• Richard Chan

Human Guarding-why, what to do?

This is a hard topic for owners with a dog who may at times act aggressively towards someone or another dog who approaches them.

The problem and the solution of this tricky situation often lie in very tiny daily moments which usually look really innocent.

There is a fine line between when the human initiates affection to the dog vs when the dog initiates such demand by exhibiting claiming behaviours to the human.

They can be very difficult for a lot of people to differentiate or resist, and it is totally understandable.

If the dog is not exhibiting any guarding, reactivity and defensive behaviour around the human, it is probably not something the human needs to worry about; but l would recommend owners to be a lot more mindful and proactive if they start seeing display of aggression when someone or another dog approaches them or when the dog has a tendency to use their body to block other dogs or people from coming close to the human or when the dog likes to insert their body in between the human and another dog when the owner tries to pet another dog or be physically close to another human.

A simple way to look at it is by looking at it through the lens of human intimacy. I am sure we all agree that intimacy needs to be consensual. It is not a mutually respectful relationship if one party always feels very entitled to demand and expect to get it whenever regardless of how the other party may feel about it.

In the animal world, affection/attention is like that, too.

If the dog feels very entitled to demand attention whenever they want and can never wait, if the dog is always putting their head on the thigh of the human, sitting on the human’s feet, leaning on the human’s leg, staring at the human …etc, when the dog has learned that they can always invade the human’s personal space to demand affection and the human is always indulging, such a response from the human can really make the guarding behaviour worst.

Often, such a dog may act very “anxious” if they cannot get the attention they want right away. That is not an “anxiety” that is based in fear, this “anxiety” is related to a compulsive mindset — like when a human is addicted to getting intimate and gets really frustrated when the other party says no — but the difference is, with a dog, this may often look very cute and adorable.

It is a very innocent looking behaviour and is really difficult to say no to because humans love to pet their dogs and they will often regard such behaviours as a sign of “love”.

Building a solid routine is important. Our relationship with our dogs is built upon little interactions we have with them throughout the day. Little moments can snowball into big issues if we are not being mindful.

For example, if you are sitting down on a bench, and you have asked your dog to stay down. You need to enforce this down until you, the human, have released the dog. It is very easy for the human to start petting and rewarding the dog for breaking the down on their own (eg the dog gets up, puts the head on the human, stares at the human with watery eyes), especially when there is nothing else going on that warrants the dog to hold the down, right?

But there is actually a big difference to the dog in how we handle such situations.

When you think the dog does not need to hold the down anymore and you really want to pet the dog, you can release the dog and then pet the dog instead of allowing the dog to break command and demand petting at the time of their choosing.

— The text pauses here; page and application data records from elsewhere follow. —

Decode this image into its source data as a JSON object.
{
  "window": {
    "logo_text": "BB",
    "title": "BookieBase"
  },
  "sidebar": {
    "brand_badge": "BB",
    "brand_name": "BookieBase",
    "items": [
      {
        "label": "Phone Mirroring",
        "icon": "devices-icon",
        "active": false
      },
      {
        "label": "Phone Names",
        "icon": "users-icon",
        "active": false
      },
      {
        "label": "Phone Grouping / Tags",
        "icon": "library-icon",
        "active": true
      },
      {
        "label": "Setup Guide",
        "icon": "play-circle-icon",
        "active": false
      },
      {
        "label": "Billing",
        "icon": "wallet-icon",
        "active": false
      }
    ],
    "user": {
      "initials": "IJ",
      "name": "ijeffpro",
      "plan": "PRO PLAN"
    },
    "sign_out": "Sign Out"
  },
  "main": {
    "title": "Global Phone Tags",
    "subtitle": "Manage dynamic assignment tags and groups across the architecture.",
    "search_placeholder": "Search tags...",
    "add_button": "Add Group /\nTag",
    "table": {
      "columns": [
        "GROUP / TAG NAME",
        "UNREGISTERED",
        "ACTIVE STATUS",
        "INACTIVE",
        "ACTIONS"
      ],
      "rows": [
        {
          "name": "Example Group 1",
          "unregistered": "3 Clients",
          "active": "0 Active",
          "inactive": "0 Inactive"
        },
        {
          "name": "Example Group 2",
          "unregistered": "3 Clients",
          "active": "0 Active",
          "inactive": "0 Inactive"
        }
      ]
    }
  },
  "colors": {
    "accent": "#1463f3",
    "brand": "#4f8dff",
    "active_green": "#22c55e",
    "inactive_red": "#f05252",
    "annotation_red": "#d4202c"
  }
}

It is the same when you have put the dog on “place”, and they slowly creep towards you and end up leaning on you instead. You should have corrected for the breaking of place as soon as it happens. You can release the dog to come to you for affection but you should not encourage the dog to make that decision on their own whenever they feel like invading your space.

You can say “Yes”, release the dog to get up, so you can take the time to give your dog as much affection as you want that makes both of you happy. You can do this very often. There is nothing wrong with it.

But the dog with a guarding tendency should not be encouraged to unilaterally initiate this without your release. Your release is like your consent to intimacy. It needs to be respected.

You should not let the dog feel that they can dictate and are entitled to invade your personal space whenever they feel like it. They need to wait for an invitation. There is a very big difference from the dog’s perspective. Who initiates this process matters to the dog.

When you are the one initiating this release>reward process, your dog will get into the habit of waiting on your invitation for intimacy patiently.

Otherwise, the dog can become compulsive to demand and get frustrated when they are not getting it whenever they want it — which will really fuel this dog’s desire to guard and defend you whenever they do not like to see other people or dogs approaching you.

Hope this makes sense.

Thank you.

0 comments

Recent Posts

See All

I have blocked and deleted a lot of comments on my business Facebook page from people who liked to imply ecollar training is not “real” training, it’s inhumane, and is not kind. The ironic part is tha

Q: What is the difference between a board and train and private training? I want to learn how to train my dog, l need to be trained as well — isn’t private training better? A: Private training works g

Seperation anxiety is a personal growth journey for the dog owner to learn how to put the dog’s growth and needs above the human’s. It is not about the dog thinking the human will never come back. It